What to do.
Take from the material every line containing the string "score" and copy it.

Information given.
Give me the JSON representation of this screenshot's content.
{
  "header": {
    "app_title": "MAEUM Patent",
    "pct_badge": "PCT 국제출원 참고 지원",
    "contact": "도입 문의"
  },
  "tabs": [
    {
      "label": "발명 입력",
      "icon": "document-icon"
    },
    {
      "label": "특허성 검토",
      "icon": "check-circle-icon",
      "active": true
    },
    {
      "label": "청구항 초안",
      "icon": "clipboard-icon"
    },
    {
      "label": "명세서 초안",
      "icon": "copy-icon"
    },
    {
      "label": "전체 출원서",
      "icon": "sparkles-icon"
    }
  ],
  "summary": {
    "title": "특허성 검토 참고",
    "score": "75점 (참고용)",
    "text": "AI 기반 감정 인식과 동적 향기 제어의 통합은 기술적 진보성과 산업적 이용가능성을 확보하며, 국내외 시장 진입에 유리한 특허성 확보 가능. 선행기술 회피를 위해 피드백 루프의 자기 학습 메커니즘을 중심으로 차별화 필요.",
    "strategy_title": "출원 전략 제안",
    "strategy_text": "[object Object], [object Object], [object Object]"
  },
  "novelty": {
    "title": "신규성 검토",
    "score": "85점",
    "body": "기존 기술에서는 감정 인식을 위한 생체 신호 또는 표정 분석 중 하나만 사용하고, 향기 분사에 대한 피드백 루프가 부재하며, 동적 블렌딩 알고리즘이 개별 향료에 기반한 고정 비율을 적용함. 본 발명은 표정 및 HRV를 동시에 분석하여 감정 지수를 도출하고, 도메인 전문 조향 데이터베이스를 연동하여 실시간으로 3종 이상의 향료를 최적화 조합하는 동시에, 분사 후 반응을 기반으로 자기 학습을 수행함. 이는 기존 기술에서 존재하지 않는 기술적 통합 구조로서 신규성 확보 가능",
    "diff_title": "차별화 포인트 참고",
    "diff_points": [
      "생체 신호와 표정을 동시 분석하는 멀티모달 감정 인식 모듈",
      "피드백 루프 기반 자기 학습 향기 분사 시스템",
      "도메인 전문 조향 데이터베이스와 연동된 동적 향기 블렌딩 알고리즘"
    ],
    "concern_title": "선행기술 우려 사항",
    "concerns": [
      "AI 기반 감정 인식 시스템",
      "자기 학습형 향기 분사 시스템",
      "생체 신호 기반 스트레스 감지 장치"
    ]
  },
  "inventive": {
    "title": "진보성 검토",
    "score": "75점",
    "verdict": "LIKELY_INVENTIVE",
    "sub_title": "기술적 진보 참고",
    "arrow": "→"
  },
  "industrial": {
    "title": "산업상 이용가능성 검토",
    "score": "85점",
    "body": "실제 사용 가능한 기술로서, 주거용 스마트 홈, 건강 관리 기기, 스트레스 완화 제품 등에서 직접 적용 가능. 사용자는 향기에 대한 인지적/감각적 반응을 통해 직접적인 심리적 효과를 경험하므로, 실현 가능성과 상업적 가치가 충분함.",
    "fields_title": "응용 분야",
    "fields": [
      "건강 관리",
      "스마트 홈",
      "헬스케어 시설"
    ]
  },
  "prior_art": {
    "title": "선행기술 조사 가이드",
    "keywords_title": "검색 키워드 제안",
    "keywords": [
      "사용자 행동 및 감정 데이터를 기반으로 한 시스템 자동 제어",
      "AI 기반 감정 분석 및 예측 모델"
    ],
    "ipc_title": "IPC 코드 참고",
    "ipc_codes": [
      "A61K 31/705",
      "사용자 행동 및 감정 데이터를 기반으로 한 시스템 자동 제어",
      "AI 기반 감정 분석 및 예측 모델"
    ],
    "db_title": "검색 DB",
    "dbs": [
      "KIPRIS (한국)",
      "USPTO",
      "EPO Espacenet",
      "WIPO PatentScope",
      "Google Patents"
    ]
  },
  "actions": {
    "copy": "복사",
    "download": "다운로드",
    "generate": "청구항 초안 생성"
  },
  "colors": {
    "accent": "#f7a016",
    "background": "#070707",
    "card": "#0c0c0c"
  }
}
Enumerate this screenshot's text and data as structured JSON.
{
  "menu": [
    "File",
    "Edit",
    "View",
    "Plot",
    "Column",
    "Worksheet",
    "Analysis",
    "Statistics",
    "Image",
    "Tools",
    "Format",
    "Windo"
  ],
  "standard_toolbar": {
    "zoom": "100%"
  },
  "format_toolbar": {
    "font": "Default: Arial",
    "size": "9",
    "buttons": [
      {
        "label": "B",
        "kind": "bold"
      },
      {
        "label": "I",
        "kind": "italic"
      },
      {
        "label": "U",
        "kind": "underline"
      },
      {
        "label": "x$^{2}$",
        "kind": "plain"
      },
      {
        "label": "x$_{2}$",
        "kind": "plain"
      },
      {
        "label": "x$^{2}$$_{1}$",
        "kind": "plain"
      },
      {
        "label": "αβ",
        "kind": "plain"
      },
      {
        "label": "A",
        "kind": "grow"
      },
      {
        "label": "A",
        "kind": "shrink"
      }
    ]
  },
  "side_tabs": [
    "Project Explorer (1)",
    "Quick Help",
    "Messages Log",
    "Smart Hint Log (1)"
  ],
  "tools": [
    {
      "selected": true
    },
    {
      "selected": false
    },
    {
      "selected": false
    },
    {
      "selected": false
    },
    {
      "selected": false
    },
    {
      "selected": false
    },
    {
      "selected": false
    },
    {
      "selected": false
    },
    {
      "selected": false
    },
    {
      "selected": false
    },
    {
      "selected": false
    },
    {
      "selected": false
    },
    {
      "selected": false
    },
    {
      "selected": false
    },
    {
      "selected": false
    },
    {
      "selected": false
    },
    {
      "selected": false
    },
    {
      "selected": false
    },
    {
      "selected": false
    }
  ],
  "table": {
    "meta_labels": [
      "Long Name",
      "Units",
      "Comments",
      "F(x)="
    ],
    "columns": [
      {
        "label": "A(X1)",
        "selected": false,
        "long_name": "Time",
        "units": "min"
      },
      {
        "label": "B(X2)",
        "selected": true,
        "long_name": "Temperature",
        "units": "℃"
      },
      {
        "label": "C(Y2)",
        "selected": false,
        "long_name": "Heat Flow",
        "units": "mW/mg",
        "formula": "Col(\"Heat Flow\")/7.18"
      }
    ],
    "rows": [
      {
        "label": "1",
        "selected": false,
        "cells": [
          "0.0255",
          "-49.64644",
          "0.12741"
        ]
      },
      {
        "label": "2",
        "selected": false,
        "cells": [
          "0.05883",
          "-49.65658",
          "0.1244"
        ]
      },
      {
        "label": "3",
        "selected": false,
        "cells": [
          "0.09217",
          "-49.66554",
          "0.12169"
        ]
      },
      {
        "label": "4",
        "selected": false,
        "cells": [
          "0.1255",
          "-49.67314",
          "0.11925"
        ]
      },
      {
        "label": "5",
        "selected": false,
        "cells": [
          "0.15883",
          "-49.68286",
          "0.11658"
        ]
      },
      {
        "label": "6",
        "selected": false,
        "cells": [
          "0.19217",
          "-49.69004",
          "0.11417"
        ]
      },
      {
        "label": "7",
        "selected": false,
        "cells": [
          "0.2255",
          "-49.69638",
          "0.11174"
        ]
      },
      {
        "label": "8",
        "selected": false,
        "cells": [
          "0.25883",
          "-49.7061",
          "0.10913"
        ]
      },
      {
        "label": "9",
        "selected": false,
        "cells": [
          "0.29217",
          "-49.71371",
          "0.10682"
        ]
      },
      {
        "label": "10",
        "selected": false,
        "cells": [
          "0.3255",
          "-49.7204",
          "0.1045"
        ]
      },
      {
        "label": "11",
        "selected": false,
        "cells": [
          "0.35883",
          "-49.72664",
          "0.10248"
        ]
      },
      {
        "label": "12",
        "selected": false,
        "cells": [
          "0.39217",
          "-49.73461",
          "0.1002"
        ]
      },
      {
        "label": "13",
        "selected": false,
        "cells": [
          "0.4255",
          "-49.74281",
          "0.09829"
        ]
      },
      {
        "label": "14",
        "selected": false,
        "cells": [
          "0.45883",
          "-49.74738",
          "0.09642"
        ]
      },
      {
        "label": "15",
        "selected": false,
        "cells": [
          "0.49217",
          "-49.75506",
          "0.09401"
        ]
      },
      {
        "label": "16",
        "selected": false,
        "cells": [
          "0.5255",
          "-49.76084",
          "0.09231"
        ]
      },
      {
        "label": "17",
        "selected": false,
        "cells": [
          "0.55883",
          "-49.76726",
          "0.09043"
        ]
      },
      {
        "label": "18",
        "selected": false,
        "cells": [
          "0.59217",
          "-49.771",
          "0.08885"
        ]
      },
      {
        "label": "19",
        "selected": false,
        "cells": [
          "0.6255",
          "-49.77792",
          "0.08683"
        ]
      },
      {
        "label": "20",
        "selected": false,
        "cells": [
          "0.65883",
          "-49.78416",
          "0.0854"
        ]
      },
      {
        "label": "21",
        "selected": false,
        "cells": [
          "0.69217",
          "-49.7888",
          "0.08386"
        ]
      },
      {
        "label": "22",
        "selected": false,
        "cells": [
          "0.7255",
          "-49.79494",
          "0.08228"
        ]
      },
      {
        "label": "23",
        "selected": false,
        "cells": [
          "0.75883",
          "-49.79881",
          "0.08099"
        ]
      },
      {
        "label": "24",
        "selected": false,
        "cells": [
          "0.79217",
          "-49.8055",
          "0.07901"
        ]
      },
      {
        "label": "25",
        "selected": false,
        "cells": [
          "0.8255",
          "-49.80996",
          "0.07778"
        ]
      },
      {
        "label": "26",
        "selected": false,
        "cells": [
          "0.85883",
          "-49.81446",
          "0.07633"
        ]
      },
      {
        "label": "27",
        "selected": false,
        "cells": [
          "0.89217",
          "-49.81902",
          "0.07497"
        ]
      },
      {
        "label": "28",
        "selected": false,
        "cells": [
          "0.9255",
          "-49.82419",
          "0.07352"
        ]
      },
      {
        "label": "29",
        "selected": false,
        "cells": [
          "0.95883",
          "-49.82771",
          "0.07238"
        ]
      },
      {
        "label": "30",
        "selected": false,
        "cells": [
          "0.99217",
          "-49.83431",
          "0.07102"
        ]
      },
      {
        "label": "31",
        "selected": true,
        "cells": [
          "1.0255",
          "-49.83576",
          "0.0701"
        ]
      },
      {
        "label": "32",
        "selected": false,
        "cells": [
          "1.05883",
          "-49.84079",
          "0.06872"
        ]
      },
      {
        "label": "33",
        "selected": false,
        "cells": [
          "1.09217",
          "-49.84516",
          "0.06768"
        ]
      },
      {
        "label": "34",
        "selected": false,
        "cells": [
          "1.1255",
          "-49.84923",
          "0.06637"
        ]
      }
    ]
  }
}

Output of the exercise.
    "score": "75점 (참고용)",
    "score": "85점",
    "score": "75점",
    "score": "85점",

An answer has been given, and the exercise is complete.